Prompt: In the listing that follows, give every line again exactly and omit the pictures.
______________________________
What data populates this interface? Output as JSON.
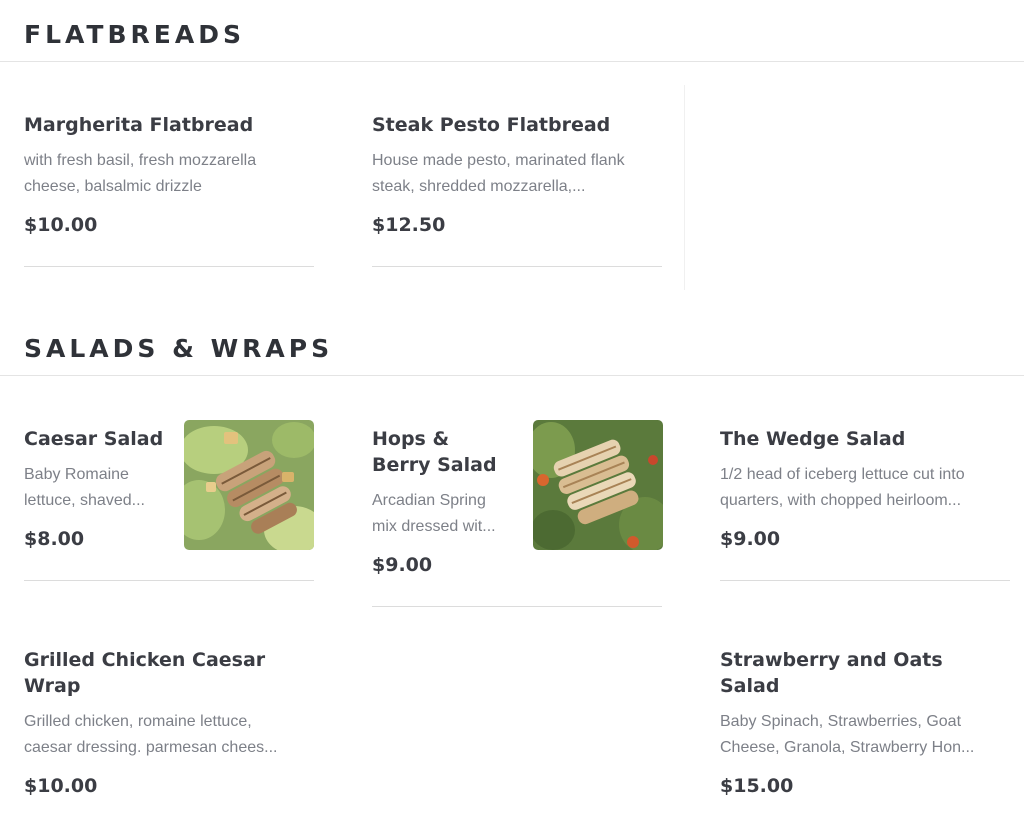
{
  "sections": [
    {
      "title": "FLATBREADS",
      "items": [
        {
          "name": "Margherita Flatbread",
          "description": "with fresh basil, fresh mozzarella cheese, balsalmic drizzle",
          "price": "$10.00"
        },
        {
          "name": "Steak Pesto Flatbread",
          "description": "House made pesto, marinated flank steak, shredded mozzarella,...",
          "price": "$12.50"
        }
      ]
    },
    {
      "title": "SALADS & WRAPS",
      "items": [
        {
          "name": "Caesar Salad",
          "description": "Baby Romaine lettuce, shaved...",
          "price": "$8.00",
          "image_icon": "caesar-salad-photo"
        },
        {
          "name": "Hops & Berry Salad",
          "description": "Arcadian Spring mix dressed wit...",
          "price": "$9.00",
          "image_icon": "hops-berry-salad-photo"
        },
        {
          "name": "The Wedge Salad",
          "description": "1/2 head of iceberg lettuce cut into quarters, with chopped heirloom...",
          "price": "$9.00"
        },
        {
          "name": "Grilled Chicken Caesar Wrap",
          "description": "Grilled chicken, romaine lettuce, caesar dressing. parmesan chees...",
          "price": "$10.00"
        },
        {
          "name": "Strawberry and Oats Salad",
          "description": "Baby Spinach, Strawberries, Goat Cheese, Granola, Strawberry Hon...",
          "price": "$15.00"
        }
      ]
    }
  ]
}
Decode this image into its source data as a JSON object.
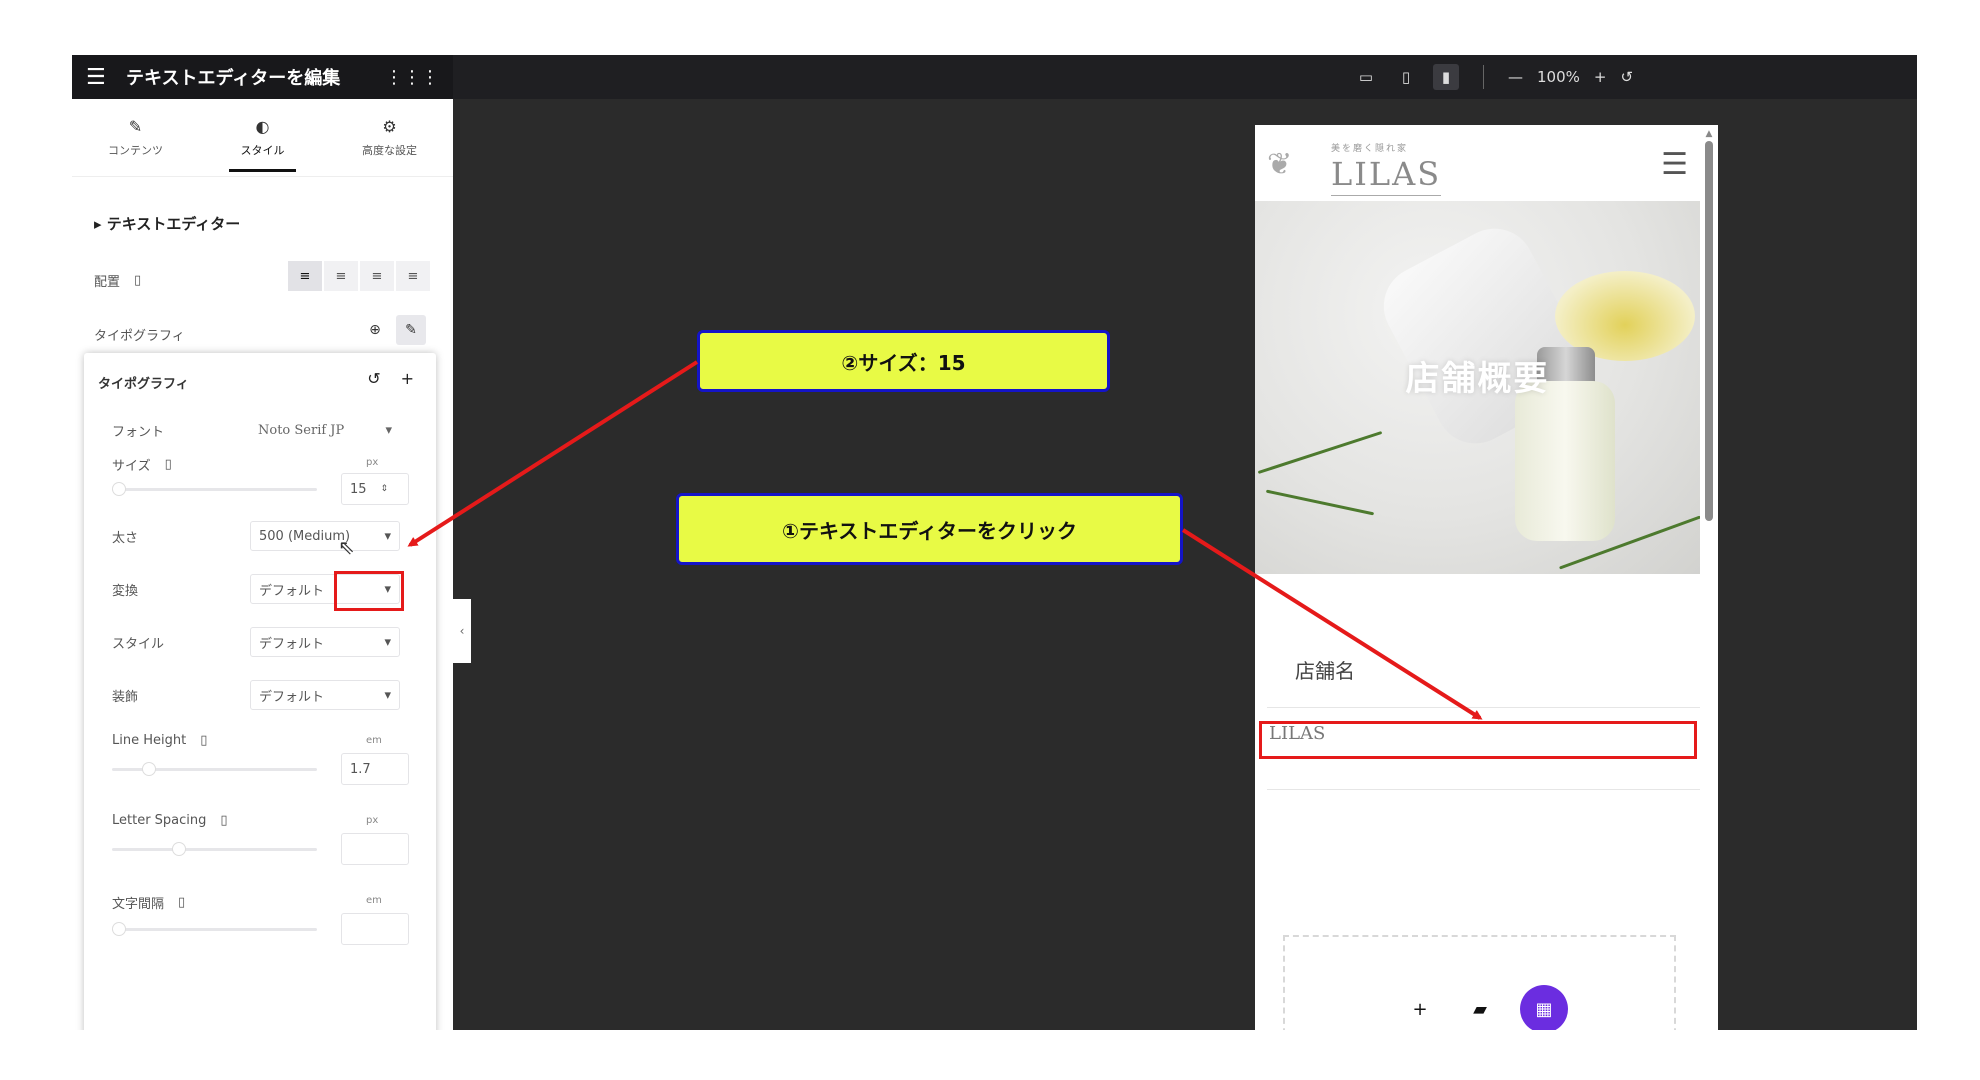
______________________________
Reply:
What data populates this interface? Output as JSON.
{
  "sections": [
    {
      "title": "FLATBREADS",
      "items": [
        {
          "name": "Margherita Flatbread",
          "description": "with fresh basil, fresh mozzarella cheese, balsalmic drizzle",
          "price": "$10.00"
        },
        {
          "name": "Steak Pesto Flatbread",
          "description": "House made pesto, marinated flank steak, shredded mozzarella,...",
          "price": "$12.50"
        }
      ]
    },
    {
      "title": "SALADS & WRAPS",
      "items": [
        {
          "name": "Caesar Salad",
          "description": "Baby Romaine lettuce, shaved...",
          "price": "$8.00",
          "image_icon": "caesar-salad-photo"
        },
        {
          "name": "Hops & Berry Salad",
          "description": "Arcadian Spring mix dressed wit...",
          "price": "$9.00",
          "image_icon": "hops-berry-salad-photo"
        },
        {
          "name": "The Wedge Salad",
          "description": "1/2 head of iceberg lettuce cut into quarters, with chopped heirloom...",
          "price": "$9.00"
        },
        {
          "name": "Grilled Chicken Caesar Wrap",
          "description": "Grilled chicken, romaine lettuce, caesar dressing. parmesan chees...",
          "price": "$10.00"
        },
        {
          "name": "Strawberry and Oats Salad",
          "description": "Baby Spinach, Strawberries, Goat Cheese, Granola, Strawberry Hon...",
          "price": "$15.00"
        }
      ]
    }
  ]
}
Decode this image into its source data as a JSON object.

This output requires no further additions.